But lost in the wake of Bess’s trainwreck of a season and Josh Gordon’s breakout year, was UNC-product Greg Little’s lackluster third year in the NFL. Little posted career-low stats in both yardage and TDs(465 and two) while dropping six passes to his 99 targets. On a team really looking for a good WR2 to complement the supernova that was Gordon this past season, Little spent the 2013 season consistently showing that he is not going to be that guy.
I’ve fan-hated Little since before it was cool, back in his UNC Tar-hole days(Go Wolfpack!) when he pulled this move on poor freshman DB Jarvis Byrd:
I take some satisfaction that my alma mater swept Little and former Browns’ coach Butch Davis the four years Little was in Chapel Hill. Call it schadenfreude, maybe. Plus, the guy apparently parked everywhere except the dean’s front lawn while in school and got away with it.

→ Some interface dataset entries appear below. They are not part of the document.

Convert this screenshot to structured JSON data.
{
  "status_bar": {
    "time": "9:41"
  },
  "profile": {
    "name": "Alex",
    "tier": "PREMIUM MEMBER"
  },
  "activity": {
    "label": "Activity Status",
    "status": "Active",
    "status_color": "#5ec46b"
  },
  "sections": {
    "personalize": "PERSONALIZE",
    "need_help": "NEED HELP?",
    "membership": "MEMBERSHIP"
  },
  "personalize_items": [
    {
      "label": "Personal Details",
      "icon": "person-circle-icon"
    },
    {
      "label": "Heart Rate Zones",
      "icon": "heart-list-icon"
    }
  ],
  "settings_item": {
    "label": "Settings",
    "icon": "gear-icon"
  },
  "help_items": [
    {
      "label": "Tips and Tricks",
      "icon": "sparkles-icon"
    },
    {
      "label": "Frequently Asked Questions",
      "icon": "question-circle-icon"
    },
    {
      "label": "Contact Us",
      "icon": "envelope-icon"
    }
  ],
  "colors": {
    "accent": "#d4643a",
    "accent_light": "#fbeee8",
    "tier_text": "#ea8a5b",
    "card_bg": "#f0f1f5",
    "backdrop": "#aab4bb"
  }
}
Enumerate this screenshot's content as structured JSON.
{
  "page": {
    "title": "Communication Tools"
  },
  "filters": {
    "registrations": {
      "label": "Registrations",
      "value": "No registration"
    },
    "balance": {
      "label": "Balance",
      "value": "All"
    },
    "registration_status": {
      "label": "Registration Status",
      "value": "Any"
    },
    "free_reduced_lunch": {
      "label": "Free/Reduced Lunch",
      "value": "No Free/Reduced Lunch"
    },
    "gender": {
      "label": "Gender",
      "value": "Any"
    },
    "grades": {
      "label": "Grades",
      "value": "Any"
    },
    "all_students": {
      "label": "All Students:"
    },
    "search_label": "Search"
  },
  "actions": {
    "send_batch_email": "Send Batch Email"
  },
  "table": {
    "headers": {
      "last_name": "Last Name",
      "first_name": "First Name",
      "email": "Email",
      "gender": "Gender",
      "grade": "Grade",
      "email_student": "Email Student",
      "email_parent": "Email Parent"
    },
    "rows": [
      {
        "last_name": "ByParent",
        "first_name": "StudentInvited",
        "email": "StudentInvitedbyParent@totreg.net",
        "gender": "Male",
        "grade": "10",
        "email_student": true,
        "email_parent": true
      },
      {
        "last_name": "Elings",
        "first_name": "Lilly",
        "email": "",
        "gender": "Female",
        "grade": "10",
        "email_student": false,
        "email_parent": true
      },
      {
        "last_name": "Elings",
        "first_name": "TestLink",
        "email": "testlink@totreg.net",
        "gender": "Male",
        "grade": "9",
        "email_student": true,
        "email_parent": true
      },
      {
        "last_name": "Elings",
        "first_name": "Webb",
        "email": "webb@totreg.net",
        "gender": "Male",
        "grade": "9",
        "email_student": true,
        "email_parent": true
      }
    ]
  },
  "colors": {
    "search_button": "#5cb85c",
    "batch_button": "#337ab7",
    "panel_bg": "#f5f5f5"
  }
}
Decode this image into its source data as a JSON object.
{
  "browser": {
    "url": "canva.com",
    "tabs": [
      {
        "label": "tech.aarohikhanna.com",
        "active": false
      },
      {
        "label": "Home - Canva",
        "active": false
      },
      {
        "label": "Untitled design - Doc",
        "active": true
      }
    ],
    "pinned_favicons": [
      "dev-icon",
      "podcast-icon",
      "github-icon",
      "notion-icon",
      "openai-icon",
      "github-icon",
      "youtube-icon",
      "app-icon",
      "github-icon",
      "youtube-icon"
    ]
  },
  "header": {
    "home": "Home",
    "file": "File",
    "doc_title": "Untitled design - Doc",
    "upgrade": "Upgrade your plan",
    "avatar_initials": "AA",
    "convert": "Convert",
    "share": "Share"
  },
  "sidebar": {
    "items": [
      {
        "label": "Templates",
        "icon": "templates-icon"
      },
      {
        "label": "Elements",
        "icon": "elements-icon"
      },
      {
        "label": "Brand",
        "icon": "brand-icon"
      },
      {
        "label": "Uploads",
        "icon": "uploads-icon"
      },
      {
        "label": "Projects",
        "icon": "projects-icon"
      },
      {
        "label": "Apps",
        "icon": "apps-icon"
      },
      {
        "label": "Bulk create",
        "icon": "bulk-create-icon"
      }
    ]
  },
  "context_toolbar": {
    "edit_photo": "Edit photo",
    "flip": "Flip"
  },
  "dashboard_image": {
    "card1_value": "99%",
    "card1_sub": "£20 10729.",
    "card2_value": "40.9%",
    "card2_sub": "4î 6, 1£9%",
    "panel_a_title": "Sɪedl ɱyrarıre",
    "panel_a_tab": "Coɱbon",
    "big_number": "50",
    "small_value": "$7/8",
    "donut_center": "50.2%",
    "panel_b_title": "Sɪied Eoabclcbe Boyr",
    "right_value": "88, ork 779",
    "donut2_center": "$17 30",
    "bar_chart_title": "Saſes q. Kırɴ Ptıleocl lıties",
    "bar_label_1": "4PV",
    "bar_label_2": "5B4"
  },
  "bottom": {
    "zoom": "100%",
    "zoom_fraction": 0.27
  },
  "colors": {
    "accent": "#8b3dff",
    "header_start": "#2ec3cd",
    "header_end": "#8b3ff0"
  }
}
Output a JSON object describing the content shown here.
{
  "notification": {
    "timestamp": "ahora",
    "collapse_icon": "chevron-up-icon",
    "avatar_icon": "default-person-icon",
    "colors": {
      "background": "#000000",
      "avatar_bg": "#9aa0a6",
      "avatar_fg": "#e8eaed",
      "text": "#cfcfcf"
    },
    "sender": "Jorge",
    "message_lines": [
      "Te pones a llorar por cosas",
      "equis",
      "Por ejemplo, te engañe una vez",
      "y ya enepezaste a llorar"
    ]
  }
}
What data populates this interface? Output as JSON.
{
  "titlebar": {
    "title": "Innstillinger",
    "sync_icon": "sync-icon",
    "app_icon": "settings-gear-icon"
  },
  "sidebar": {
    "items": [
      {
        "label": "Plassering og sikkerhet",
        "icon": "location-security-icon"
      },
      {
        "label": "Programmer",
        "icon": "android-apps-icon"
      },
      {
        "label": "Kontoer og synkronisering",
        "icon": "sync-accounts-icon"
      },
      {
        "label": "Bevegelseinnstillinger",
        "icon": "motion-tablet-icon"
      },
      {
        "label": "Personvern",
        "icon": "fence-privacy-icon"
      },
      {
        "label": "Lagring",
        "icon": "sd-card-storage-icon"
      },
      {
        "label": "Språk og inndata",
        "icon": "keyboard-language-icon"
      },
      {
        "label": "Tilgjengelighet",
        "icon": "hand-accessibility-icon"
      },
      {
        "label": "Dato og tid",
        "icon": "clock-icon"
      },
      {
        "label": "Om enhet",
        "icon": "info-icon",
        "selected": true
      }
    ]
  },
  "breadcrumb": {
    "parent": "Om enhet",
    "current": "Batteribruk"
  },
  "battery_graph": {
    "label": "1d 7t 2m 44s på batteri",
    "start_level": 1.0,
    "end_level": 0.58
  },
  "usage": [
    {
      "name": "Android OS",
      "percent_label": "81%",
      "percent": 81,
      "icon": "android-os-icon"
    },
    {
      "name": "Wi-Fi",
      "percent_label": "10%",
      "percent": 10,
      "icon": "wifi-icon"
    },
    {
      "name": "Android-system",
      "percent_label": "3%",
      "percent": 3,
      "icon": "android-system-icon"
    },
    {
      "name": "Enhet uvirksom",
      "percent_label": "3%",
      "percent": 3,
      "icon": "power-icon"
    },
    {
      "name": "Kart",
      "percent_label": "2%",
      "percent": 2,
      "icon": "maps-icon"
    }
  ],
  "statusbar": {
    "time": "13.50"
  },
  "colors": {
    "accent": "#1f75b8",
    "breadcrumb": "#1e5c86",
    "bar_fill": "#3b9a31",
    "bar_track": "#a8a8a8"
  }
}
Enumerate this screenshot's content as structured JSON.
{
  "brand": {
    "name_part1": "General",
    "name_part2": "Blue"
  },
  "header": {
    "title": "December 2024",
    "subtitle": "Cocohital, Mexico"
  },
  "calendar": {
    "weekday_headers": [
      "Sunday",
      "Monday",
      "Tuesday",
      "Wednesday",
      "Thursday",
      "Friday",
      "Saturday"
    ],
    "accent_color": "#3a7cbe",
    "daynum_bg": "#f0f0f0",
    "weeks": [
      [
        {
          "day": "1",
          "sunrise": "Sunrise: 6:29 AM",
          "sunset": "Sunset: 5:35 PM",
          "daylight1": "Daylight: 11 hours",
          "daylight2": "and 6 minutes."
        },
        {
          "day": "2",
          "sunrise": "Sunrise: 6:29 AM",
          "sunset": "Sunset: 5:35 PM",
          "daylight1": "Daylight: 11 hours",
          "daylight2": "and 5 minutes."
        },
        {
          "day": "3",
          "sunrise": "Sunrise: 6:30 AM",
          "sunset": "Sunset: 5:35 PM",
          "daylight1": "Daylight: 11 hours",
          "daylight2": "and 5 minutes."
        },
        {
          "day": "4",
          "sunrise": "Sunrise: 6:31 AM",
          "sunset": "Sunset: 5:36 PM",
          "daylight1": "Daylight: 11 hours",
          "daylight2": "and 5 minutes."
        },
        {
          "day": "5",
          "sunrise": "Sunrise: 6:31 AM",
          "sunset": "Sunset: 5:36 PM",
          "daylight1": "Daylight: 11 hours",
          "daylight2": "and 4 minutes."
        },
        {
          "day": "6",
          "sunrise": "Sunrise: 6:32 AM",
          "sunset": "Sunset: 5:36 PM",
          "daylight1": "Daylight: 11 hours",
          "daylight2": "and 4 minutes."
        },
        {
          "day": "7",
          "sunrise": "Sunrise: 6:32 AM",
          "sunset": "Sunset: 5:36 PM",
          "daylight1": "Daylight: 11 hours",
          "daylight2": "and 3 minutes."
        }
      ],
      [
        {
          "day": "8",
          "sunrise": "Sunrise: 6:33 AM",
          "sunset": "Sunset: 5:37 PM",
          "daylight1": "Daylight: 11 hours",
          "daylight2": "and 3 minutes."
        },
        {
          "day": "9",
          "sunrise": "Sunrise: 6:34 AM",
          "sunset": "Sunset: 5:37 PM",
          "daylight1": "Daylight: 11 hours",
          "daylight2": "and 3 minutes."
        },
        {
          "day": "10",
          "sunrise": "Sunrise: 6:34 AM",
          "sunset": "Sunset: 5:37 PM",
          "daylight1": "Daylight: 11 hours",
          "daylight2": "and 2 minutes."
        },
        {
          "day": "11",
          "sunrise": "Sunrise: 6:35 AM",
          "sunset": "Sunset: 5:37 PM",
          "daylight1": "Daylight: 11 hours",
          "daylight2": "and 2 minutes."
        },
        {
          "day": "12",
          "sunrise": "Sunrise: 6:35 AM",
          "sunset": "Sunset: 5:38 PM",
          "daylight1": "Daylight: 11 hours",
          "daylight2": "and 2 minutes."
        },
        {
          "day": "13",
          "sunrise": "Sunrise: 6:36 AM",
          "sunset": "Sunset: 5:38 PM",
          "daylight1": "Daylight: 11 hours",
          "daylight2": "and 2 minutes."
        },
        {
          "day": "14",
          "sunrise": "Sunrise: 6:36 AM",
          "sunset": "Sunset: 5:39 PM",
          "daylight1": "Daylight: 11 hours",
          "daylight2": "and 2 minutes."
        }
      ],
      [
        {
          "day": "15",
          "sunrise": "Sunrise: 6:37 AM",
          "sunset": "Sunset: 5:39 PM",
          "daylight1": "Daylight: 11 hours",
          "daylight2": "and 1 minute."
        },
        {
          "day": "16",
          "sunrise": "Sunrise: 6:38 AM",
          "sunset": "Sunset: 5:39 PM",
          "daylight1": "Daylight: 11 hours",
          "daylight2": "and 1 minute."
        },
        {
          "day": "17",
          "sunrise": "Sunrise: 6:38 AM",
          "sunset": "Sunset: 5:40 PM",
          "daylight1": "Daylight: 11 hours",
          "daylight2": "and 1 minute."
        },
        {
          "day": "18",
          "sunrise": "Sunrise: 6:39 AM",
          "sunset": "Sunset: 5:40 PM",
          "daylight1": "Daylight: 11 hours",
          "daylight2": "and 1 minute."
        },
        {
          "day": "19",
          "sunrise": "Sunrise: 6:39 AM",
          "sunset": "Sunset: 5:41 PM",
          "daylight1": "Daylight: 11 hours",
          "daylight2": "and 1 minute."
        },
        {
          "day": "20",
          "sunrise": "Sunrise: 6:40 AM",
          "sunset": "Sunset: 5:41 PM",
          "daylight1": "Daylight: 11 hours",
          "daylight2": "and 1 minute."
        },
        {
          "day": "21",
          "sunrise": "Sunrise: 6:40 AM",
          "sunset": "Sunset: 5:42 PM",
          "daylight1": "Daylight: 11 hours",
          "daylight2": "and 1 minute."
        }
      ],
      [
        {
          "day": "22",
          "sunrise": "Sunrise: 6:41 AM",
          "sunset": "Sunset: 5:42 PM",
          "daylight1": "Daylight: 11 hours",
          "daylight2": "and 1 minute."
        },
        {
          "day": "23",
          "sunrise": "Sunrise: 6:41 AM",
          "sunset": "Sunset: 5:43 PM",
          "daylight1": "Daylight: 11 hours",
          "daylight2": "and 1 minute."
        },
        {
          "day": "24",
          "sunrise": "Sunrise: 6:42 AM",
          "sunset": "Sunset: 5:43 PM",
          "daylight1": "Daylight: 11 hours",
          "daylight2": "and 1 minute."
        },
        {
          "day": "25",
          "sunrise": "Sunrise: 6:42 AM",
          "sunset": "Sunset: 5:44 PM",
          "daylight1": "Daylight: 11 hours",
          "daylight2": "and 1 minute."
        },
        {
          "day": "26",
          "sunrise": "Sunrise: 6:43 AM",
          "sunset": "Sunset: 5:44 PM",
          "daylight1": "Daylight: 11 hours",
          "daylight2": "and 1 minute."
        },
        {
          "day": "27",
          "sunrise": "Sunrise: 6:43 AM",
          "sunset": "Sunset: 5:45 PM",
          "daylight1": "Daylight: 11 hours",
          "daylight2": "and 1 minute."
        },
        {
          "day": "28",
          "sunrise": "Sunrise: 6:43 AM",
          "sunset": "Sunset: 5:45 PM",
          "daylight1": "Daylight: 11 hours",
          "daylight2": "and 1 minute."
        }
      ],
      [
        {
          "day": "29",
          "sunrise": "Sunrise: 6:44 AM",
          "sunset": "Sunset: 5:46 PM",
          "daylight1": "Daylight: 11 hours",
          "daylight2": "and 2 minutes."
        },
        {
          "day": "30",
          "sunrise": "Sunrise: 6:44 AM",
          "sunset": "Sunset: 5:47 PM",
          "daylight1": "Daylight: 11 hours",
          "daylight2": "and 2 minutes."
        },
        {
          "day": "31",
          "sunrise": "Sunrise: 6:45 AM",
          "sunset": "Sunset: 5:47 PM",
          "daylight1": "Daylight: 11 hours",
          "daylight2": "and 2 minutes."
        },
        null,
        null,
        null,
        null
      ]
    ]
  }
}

Little put up solid numbers while in this three eligible years at UNC and finished his junior season with 166 rushing yards, 724 receiving yards and 222 kickoff return yards. He did not play his senior season in 2010 after being ruled ineligible by the NCAA for lying to investigators about receiving travel accommodations and jewelry. Though a little on the shorter side, his combination of size and speed(6’2”, 220 lbs and a 4.53-second 40-yard dash time) had NFL-potential written all over it:
Little was chosen by the Browns in the second round of the 2010 NFL draft, with the 59th overall pick. Little finished the 2011 season leading the Browns in catches and receiving yards, and finished second in catches amongst rookies behind A.J. Green. Though his numbers weren’t exactly setting the world on fire(12 dropped balls and only two TDs), he showed some flashes of what he could do if given touches and space.
Check out this Drake-infused sample of his 2011 work:
The 2012 season saw both his catches and receiving yards decline, confounding fans and coaches alike. He finished with 53 receptions for 647 yards and four TDs. Again, six dropped passes to his 92 targets left him with an unsavory percentage. Before the 2013 season began, those same fans and coaches were encouraged to hear that Little and Weeden spent the summer working out and putting in the effort to get better. We all know how that turned out, and Greg did little(I’ll see myself out) to dispel the notion that he’s a drop-machine in 2013.
When reports surfaced after the firing of Chud that the Browns’ brass wanted him to release Little or other underperforming Browns players and Chud refused, many fans were probably wondering what Chud was thinking. Perhaps he saw something in Little that we fans haven’t yet–the numbers certainly tell a different story. Who knows how much time Little has left to prove himself at FirstEnergy Stadium, or even if he gets another chance.